Once biologists are ready to begin a health check, one or two condors are removed from the holding pen and taken into the blind. This can be a hectic process, usually involving a number of biologists opening and closing doors strategically or biologists entering the holding pen to coax condors into the blind. This is when the human-condor distance is breached, and biologists must physically handle the large birds. A large net, similar to that of a giant butterfly net, is first placed over the condor to keep it in one spot. A biologist then kneels on the ground with the condor's tail firmly between their knees. One leather gloved hand is paced over the condors powerful bill on the outside of the net. The other head is placed under the net, slowly moving up the condor's back towards the bill. This hand then takes control of the bill under the net and the other hand then works under the net and body of the condor. The biologist makes sure that they have a secure grip of the condor's bill in one hand and of the condor's body and wings in the other before asking another biologist to remove the net from the condor. The difficult part is then standing with the bird and moving into the blind where the health check will commence. Another biologist takes hold of the condor's legs and tail firmly between both hands, and both biologists will sit side by side on a bench. The health check can now take place.
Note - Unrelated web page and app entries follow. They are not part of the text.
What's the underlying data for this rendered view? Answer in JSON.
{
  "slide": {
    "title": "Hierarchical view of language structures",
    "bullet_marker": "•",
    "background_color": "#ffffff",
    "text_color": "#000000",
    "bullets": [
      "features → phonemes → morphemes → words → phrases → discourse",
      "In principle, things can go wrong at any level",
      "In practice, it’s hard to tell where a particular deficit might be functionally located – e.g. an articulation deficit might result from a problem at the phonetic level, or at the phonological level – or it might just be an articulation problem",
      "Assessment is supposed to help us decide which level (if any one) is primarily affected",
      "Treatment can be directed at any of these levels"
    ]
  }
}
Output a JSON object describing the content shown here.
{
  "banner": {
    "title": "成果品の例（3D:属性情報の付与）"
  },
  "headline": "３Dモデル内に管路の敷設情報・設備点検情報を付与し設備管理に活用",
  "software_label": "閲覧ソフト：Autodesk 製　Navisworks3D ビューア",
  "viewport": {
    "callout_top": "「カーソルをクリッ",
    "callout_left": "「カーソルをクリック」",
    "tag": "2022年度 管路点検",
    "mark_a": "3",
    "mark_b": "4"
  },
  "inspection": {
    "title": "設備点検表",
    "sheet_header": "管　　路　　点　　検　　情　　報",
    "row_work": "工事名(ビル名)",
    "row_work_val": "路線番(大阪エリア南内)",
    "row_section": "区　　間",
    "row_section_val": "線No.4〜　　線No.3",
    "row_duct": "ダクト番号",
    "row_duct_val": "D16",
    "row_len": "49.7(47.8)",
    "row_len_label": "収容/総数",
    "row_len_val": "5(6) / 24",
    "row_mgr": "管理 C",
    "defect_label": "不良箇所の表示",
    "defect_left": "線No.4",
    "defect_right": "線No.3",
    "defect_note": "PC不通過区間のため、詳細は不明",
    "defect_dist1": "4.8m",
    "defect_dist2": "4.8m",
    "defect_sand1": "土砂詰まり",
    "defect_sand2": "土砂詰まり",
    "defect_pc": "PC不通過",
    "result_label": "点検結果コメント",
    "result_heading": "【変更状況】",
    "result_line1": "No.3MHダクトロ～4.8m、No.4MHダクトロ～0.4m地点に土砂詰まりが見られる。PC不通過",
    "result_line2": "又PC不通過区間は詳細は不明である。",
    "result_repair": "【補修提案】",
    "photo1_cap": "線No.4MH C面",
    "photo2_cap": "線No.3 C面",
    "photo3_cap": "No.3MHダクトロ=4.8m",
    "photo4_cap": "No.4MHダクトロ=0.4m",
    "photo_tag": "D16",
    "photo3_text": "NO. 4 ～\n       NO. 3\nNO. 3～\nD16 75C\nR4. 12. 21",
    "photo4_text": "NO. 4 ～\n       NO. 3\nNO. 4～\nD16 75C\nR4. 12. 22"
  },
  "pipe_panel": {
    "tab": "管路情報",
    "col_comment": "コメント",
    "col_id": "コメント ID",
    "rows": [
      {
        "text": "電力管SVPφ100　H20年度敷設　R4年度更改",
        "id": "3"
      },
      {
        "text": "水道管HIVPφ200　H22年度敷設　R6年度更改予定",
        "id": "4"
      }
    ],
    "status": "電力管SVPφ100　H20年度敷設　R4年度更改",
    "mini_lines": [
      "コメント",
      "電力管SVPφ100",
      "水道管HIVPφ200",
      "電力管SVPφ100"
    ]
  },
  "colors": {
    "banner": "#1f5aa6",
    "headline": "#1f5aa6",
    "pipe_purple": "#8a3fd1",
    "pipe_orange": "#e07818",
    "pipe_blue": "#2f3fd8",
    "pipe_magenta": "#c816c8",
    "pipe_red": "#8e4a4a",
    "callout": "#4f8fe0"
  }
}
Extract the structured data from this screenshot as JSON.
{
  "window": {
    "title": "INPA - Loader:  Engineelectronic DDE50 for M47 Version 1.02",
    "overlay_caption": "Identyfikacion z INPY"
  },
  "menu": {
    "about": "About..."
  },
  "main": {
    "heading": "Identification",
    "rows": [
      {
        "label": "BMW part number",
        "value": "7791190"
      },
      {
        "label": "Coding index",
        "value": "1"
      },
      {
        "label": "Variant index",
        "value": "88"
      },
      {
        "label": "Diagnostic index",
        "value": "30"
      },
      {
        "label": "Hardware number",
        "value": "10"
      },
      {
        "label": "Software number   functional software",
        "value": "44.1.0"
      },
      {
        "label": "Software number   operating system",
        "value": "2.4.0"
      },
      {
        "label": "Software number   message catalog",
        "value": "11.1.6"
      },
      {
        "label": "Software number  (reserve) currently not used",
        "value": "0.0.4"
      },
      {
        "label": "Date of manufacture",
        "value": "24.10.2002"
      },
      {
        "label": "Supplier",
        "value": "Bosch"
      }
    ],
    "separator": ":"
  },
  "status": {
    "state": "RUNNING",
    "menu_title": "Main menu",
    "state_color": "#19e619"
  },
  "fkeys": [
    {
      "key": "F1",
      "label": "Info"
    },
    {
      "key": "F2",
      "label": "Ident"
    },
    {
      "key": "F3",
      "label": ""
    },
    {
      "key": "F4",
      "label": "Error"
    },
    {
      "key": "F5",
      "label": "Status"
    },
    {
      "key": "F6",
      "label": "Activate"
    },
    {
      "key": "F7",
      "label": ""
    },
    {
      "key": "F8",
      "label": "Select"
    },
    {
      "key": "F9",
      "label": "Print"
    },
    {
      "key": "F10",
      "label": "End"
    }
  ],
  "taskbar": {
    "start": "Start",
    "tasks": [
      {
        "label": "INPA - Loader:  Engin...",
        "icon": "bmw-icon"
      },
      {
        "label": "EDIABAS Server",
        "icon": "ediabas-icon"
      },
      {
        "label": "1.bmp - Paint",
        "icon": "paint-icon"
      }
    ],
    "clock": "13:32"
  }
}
A third biologist will begin the health check, often times with the help of a forth biologist. One condor leg is first cleaned and blood is drawn. A field blood lead level test is carried out in the field. This usually takes a few minutes to complete. If needed, the condor will also receive vaccinations, a new transmitter or tags, and may have flight feathers counted and measured. If the blood lead level indicates and unsafe level, the condor is then placed in a large kennel to be transported to a zoo for treatment. If the condor has an acceptable blood lead level and there are no other issues, the condor is released back into the wild. During the health check, the condor will struggle. Both handling biologists must maintain control of the bird to ensure safety, especially to the biologist carrying out the health check. It is also important to keep the condor cool by placing a wet towel over the condor's neck and legs.
Releasing the condor is an amazing experience. Once ready, both handling biologists stand. When the main handler has complete control of the head and body, they will ask the other handler to let go of the condor's legs and tail. The handler will then walk outside the blind to the side of the slope outside the trap. Releasing the condor is as simple as opening both arms quickly and watching the bird hop off the slope and fly and into the sky.
All images in this blog post and the video linked here belong to Tim Huntington.